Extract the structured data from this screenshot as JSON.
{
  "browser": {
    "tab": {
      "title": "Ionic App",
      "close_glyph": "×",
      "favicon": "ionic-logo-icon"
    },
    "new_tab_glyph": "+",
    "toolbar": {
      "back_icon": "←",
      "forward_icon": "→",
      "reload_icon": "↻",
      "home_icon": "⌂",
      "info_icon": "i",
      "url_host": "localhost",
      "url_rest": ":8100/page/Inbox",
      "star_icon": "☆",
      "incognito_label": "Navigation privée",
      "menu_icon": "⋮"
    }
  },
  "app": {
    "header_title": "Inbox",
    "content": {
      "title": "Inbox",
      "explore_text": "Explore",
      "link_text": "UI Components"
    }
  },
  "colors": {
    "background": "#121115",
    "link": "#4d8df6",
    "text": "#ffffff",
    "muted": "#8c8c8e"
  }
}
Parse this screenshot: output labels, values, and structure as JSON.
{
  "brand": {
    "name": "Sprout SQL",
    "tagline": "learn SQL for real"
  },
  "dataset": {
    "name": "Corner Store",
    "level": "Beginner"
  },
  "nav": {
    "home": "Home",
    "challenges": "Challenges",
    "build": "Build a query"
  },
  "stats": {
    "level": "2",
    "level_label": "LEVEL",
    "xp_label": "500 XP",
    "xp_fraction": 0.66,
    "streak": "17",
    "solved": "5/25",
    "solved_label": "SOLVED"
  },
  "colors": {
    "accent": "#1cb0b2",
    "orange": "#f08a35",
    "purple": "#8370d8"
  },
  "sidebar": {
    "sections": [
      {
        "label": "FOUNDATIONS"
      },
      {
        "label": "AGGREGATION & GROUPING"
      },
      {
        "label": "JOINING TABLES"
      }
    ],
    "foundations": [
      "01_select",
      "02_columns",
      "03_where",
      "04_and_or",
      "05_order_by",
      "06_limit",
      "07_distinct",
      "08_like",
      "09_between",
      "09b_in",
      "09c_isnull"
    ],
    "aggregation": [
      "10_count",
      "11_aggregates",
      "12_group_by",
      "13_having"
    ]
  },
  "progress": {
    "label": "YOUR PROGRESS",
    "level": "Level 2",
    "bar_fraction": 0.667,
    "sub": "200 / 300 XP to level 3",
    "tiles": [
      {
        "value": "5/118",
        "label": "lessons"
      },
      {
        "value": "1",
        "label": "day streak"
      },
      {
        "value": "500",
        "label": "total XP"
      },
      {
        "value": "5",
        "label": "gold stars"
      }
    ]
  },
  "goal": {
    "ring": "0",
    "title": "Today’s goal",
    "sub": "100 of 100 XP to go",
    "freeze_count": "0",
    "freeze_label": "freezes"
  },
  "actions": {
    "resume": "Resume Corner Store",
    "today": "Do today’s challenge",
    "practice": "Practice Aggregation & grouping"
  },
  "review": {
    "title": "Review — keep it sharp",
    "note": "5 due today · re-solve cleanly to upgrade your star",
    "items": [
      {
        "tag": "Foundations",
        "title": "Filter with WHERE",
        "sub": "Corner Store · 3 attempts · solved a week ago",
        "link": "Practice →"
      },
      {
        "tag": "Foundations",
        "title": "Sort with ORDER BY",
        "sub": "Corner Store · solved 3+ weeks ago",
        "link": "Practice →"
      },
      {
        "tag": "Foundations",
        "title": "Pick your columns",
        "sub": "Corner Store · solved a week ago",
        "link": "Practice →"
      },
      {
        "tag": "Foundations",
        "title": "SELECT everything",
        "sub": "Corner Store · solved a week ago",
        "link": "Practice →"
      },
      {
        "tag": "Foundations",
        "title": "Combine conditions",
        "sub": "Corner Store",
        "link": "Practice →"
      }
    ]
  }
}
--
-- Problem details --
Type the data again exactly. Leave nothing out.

-- Task answer --
Extract the structured data from this screenshot as JSON.
{
  "browser": {
    "tab": {
      "title": "Ionic App",
      "close_glyph": "×",
      "favicon": "ionic-logo-icon"
    },
    "new_tab_glyph": "+",
    "toolbar": {
      "back_icon": "←",
      "forward_icon": "→",
      "reload_icon": "↻",
      "home_icon": "⌂",
      "info_icon": "i",
      "url_host": "localhost",
      "url_rest": ":8100/page/Inbox",
      "star_icon": "☆",
      "incognito_label": "Navigation privée",
      "menu_icon": "⋮"
    }
  },
  "app": {
    "header_title": "Inbox",
    "content": {
      "title": "Inbox",
      "explore_text": "Explore",
      "link_text": "UI Components"
    }
  },
  "colors": {
    "background": "#121115",
    "link": "#4d8df6",
    "text": "#ffffff",
    "muted": "#8c8c8e"
  }
}
Parse this screenshot: output labels, values, and structure as JSON.
{
  "brand": {
    "name": "Sprout SQL",
    "tagline": "learn SQL for real"
  },
  "dataset": {
    "name": "Corner Store",
    "level": "Beginner"
  },
  "nav": {
    "home": "Home",
    "challenges": "Challenges",
    "build": "Build a query"
  },
  "stats": {
    "level": "2",
    "level_label": "LEVEL",
    "xp_label": "500 XP",
    "xp_fraction": 0.66,
    "streak": "17",
    "solved": "5/25",
    "solved_label": "SOLVED"
  },
  "colors": {
    "accent": "#1cb0b2",
    "orange": "#f08a35",
    "purple": "#8370d8"
  },
  "sidebar": {
    "sections": [
      {
        "label": "FOUNDATIONS"
      },
      {
        "label": "AGGREGATION & GROUPING"
      },
      {
        "label": "JOINING TABLES"
      }
    ],
    "foundations": [
      "01_select",
      "02_columns",
      "03_where",
      "04_and_or",
      "05_order_by",
      "06_limit",
      "07_distinct",
      "08_like",
      "09_between",
      "09b_in",
      "09c_isnull"
    ],
    "aggregation": [
      "10_count",
      "11_aggregates",
      "12_group_by",
      "13_having"
    ]
  },
  "progress": {
    "label": "YOUR PROGRESS",
    "level": "Level 2",
    "bar_fraction": 0.667,
    "sub": "200 / 300 XP to level 3",
    "tiles": [
      {
        "value": "5/118",
        "label": "lessons"
      },
      {
        "value": "1",
        "label": "day streak"
      },
      {
        "value": "500",
        "label": "total XP"
      },
      {
        "value": "5",
        "label": "gold stars"
      }
    ]
  },
  "goal": {
    "ring": "0",
    "title": "Today’s goal",
    "sub": "100 of 100 XP to go",
    "freeze_count": "0",
    "freeze_label": "freezes"
  },
  "actions": {
    "resume": "Resume Corner Store",
    "today": "Do today’s challenge",
    "practice": "Practice Aggregation & grouping"
  },
  "review": {
    "title": "Review — keep it sharp",
    "note": "5 due today · re-solve cleanly to upgrade your star",
    "items": [
      {
        "tag": "Foundations",
        "title": "Filter with WHERE",
        "sub": "Corner Store · 3 attempts · solved a week ago",
        "link": "Practice →"
      },
      {
        "tag": "Foundations",
        "title": "Sort with ORDER BY",
        "sub": "Corner Store · solved 3+ weeks ago",
        "link": "Practice →"
      },
      {
        "tag": "Foundations",
        "title": "Pick your columns",
        "sub": "Corner Store · solved a week ago",
        "link": "Practice →"
      },
      {
        "tag": "Foundations",
        "title": "SELECT everything",
        "sub": "Corner Store · solved a week ago",
        "link": "Practice →"
      },
      {
        "tag": "Foundations",
        "title": "Combine conditions",
        "sub": "Corner Store",
        "link": "Practice →"
      }
    ]
  }
}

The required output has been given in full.